Every line of the listing should be repeated exactly.

* * * * *

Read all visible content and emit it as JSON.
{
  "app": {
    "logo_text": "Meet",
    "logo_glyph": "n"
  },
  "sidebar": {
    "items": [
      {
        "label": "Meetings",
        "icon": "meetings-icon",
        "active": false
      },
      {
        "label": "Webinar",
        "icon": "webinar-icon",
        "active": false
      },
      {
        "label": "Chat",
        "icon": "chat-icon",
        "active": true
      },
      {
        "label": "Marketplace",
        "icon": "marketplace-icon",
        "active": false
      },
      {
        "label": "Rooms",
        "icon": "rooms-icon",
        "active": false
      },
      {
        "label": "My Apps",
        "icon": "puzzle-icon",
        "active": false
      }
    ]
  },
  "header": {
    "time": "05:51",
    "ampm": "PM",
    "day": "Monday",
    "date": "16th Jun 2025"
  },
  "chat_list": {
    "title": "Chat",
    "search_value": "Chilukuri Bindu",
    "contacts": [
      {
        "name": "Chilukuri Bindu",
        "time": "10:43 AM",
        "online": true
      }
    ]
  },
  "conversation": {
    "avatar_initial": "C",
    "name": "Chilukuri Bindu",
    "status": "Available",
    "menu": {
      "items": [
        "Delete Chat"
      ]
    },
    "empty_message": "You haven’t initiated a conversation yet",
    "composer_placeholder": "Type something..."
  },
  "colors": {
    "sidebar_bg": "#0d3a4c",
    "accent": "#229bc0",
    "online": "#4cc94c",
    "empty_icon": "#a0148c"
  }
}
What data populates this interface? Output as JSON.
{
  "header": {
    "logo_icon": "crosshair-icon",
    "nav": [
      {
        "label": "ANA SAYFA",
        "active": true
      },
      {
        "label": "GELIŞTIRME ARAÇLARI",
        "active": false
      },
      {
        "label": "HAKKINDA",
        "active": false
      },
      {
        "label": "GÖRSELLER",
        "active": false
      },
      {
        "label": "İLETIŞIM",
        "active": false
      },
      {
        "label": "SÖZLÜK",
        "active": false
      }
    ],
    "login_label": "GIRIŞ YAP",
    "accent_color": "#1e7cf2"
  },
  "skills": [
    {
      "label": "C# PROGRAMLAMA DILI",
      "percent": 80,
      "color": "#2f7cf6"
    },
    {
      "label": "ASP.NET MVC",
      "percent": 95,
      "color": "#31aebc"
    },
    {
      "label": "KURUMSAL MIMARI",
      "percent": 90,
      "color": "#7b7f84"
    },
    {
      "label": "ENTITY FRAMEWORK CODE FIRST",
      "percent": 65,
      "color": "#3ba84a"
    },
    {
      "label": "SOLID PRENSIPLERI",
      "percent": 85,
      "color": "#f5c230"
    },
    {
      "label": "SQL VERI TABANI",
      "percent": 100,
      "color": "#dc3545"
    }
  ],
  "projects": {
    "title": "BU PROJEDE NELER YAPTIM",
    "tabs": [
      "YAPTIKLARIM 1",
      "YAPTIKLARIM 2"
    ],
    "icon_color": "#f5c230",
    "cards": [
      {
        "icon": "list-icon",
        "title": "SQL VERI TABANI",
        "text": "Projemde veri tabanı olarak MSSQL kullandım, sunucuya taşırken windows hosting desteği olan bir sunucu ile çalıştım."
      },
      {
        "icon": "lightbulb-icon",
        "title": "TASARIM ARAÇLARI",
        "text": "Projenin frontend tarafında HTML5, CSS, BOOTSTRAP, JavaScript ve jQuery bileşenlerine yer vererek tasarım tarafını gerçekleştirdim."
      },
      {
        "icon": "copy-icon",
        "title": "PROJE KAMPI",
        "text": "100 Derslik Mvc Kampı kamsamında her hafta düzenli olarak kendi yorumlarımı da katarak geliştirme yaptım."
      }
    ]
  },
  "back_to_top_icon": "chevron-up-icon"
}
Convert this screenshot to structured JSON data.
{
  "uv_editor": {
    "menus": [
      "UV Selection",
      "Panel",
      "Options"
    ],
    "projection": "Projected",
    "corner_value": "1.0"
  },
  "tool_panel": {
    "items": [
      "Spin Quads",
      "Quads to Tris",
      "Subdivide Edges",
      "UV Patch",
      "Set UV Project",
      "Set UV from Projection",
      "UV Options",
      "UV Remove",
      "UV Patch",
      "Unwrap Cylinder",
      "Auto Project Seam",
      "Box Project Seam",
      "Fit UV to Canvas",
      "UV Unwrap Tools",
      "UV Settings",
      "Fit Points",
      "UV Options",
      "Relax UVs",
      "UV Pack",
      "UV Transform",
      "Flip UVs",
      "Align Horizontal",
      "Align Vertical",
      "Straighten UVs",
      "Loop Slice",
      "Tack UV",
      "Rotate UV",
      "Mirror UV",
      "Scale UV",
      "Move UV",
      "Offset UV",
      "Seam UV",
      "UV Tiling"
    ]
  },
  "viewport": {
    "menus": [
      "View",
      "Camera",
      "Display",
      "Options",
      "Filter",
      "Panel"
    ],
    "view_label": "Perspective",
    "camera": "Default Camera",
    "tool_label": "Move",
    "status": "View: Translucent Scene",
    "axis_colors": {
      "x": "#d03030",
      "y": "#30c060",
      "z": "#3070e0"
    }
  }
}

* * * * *

> **Task result**
Read all visible content and emit it as JSON.
{
  "app": {
    "logo_text": "Meet",
    "logo_glyph": "n"
  },
  "sidebar": {
    "items": [
      {
        "label": "Meetings",
        "icon": "meetings-icon",
        "active": false
      },
      {
        "label": "Webinar",
        "icon": "webinar-icon",
        "active": false
      },
      {
        "label": "Chat",
        "icon": "chat-icon",
        "active": true
      },
      {
        "label": "Marketplace",
        "icon": "marketplace-icon",
        "active": false
      },
      {
        "label": "Rooms",
        "icon": "rooms-icon",
        "active": false
      },
      {
        "label": "My Apps",
        "icon": "puzzle-icon",
        "active": false
      }
    ]
  },
  "header": {
    "time": "05:51",
    "ampm": "PM",
    "day": "Monday",
    "date": "16th Jun 2025"
  },
  "chat_list": {
    "title": "Chat",
    "search_value": "Chilukuri Bindu",
    "contacts": [
      {
        "name": "Chilukuri Bindu",
        "time": "10:43 AM",
        "online": true
      }
    ]
  },
  "conversation": {
    "avatar_initial": "C",
    "name": "Chilukuri Bindu",
    "status": "Available",
    "menu": {
      "items": [
        "Delete Chat"
      ]
    },
    "empty_message": "You haven’t initiated a conversation yet",
    "composer_placeholder": "Type something..."
  },
  "colors": {
    "sidebar_bg": "#0d3a4c",
    "accent": "#229bc0",
    "online": "#4cc94c",
    "empty_icon": "#a0148c"
  }
}
What data populates this interface? Output as JSON.
{
  "header": {
    "logo_icon": "crosshair-icon",
    "nav": [
      {
        "label": "ANA SAYFA",
        "active": true
      },
      {
        "label": "GELIŞTIRME ARAÇLARI",
        "active": false
      },
      {
        "label": "HAKKINDA",
        "active": false
      },
      {
        "label": "GÖRSELLER",
        "active": false
      },
      {
        "label": "İLETIŞIM",
        "active": false
      },
      {
        "label": "SÖZLÜK",
        "active": false
      }
    ],
    "login_label": "GIRIŞ YAP",
    "accent_color": "#1e7cf2"
  },
  "skills": [
    {
      "label": "C# PROGRAMLAMA DILI",
      "percent": 80,
      "color": "#2f7cf6"
    },
    {
      "label": "ASP.NET MVC",
      "percent": 95,
      "color": "#31aebc"
    },
    {
      "label": "KURUMSAL MIMARI",
      "percent": 90,
      "color": "#7b7f84"
    },
    {
      "label": "ENTITY FRAMEWORK CODE FIRST",
      "percent": 65,
      "color": "#3ba84a"
    },
    {
      "label": "SOLID PRENSIPLERI",
      "percent": 85,
      "color": "#f5c230"
    },
    {
      "label": "SQL VERI TABANI",
      "percent": 100,
      "color": "#dc3545"
    }
  ],
  "projects": {
    "title": "BU PROJEDE NELER YAPTIM",
    "tabs": [
      "YAPTIKLARIM 1",
      "YAPTIKLARIM 2"
    ],
    "icon_color": "#f5c230",
    "cards": [
      {
        "icon": "list-icon",
        "title": "SQL VERI TABANI",
        "text": "Projemde veri tabanı olarak MSSQL kullandım, sunucuya taşırken windows hosting desteği olan bir sunucu ile çalıştım."
      },
      {
        "icon": "lightbulb-icon",
        "title": "TASARIM ARAÇLARI",
        "text": "Projenin frontend tarafında HTML5, CSS, BOOTSTRAP, JavaScript ve jQuery bileşenlerine yer vererek tasarım tarafını gerçekleştirdim."
      },
      {
        "icon": "copy-icon",
        "title": "PROJE KAMPI",
        "text": "100 Derslik Mvc Kampı kamsamında her hafta düzenli olarak kendi yorumlarımı da katarak geliştirme yaptım."
      }
    ]
  },
  "back_to_top_icon": "chevron-up-icon"
}
Convert this screenshot to structured JSON data.
{
  "uv_editor": {
    "menus": [
      "UV Selection",
      "Panel",
      "Options"
    ],
    "projection": "Projected",
    "corner_value": "1.0"
  },
  "tool_panel": {
    "items": [
      "Spin Quads",
      "Quads to Tris",
      "Subdivide Edges",
      "UV Patch",
      "Set UV Project",
      "Set UV from Projection",
      "UV Options",
      "UV Remove",
      "UV Patch",
      "Unwrap Cylinder",
      "Auto Project Seam",
      "Box Project Seam",
      "Fit UV to Canvas",
      "UV Unwrap Tools",
      "UV Settings",
      "Fit Points",
      "UV Options",
      "Relax UVs",
      "UV Pack",
      "UV Transform",
      "Flip UVs",
      "Align Horizontal",
      "Align Vertical",
      "Straighten UVs",
      "Loop Slice",
      "Tack UV",
      "Rotate UV",
      "Mirror UV",
      "Scale UV",
      "Move UV",
      "Offset UV",
      "Seam UV",
      "UV Tiling"
    ]
  },
  "viewport": {
    "menus": [
      "View",
      "Camera",
      "Display",
      "Options",
      "Filter",
      "Panel"
    ],
    "view_label": "Perspective",
    "camera": "Default Camera",
    "tool_label": "Move",
    "status": "View: Translucent Scene",
    "axis_colors": {
      "x": "#d03030",
      "y": "#30c060",
      "z": "#3070e0"
    }
  }
}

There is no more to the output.